For science this is both the best and the worst of times. The best because its research institutions have never been so impressive, its funding never more lavish. This is the era of Big Science, the financing of whose mega projects is now routinely measured in tens or hundreds of millions of dollars. While the total science research budget for the US just prior to the second world war ran to only $230m, by 1998 that figure had leapt several orders of magnitude. Biomedical research alone received $62bn and over the last ten years that figure has almost doubled again, soaring past the hundred billion dollar mark and dwarfing the GDP of a dozen countries. During this period, capital investment for new research facilities tripled to $15bn.
This endeavour is immensely productive, generating a tidal wave of research papers in scientific journals, whose thick shiny volumes occupy a greater acreage of library space every year. In 1980 a year’s worth of the Journal of Biological Chemistry (to take one example) already ran to a daunting 12,000 pages. By last year its size had grown eightfold to 97,000 pages or 25m-odd words, filling an entire library shelf. And this is just one of hundreds of scientific and medical journals. Put them all together, and it is possible to glimpse the scale of the explosion in new knowledge in the recent past.

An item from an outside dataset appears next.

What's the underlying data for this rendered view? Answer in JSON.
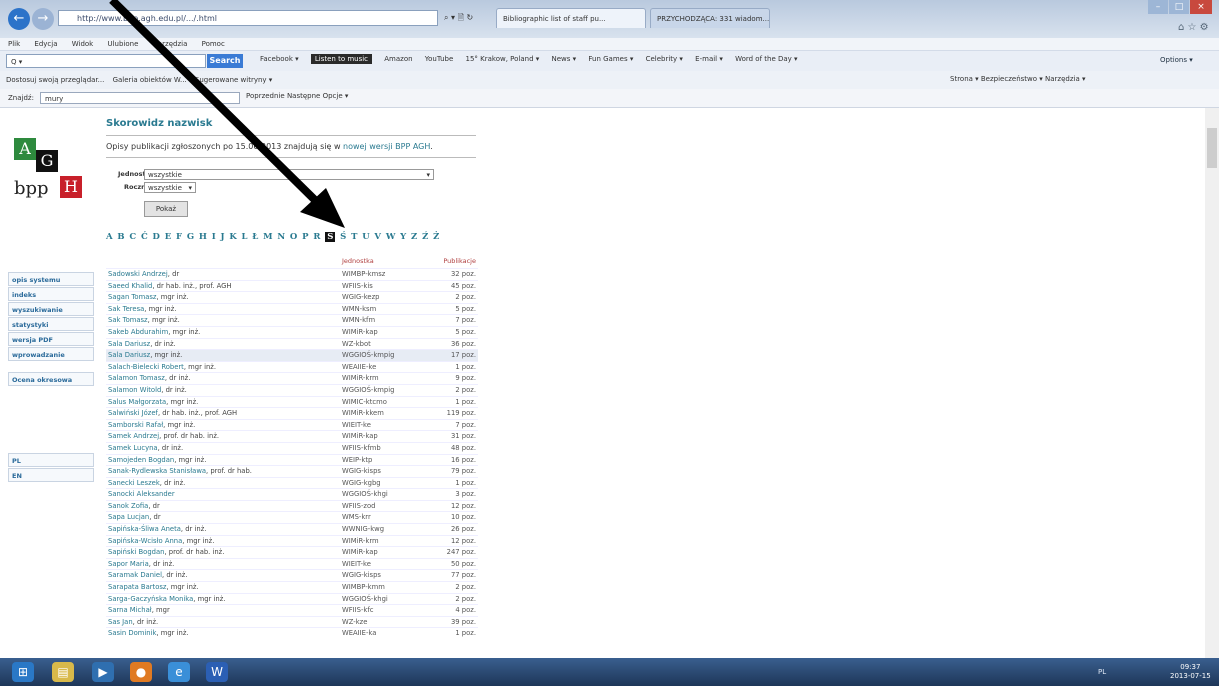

So the best of times—but also the worst. Pose the question, What does it all add up to? and the answer, on reflection, seems surprisingly little—certainly compared to a century ago, when funding was an infinitesimal fraction of what it has become. In the first decade of the 20th century, Max Planck’s quantum and Einstein’s special theory of relativity would together rewrite the laws of physics; Ernest Rutherford described the structure of the atom and discovered gamma radiation; William Bateson rediscovered Mendel’s laws of genetic inheritance; and neurophysiologist Charles Sherrington described the “integrative action” of the brain and nervous system. The revolutionary significance of these and other discoveries were recognised at the time, but they also opened the door to many scientific advances over succeeding decades.
By contrast, the comparable landmarks of the recent past have been rather disappointing. The cloning of a sheep generated much excitement but Dolly is now a stuffed exhibit in a Scottish museum and we are none the wiser for the subsequent cloning of dogs,…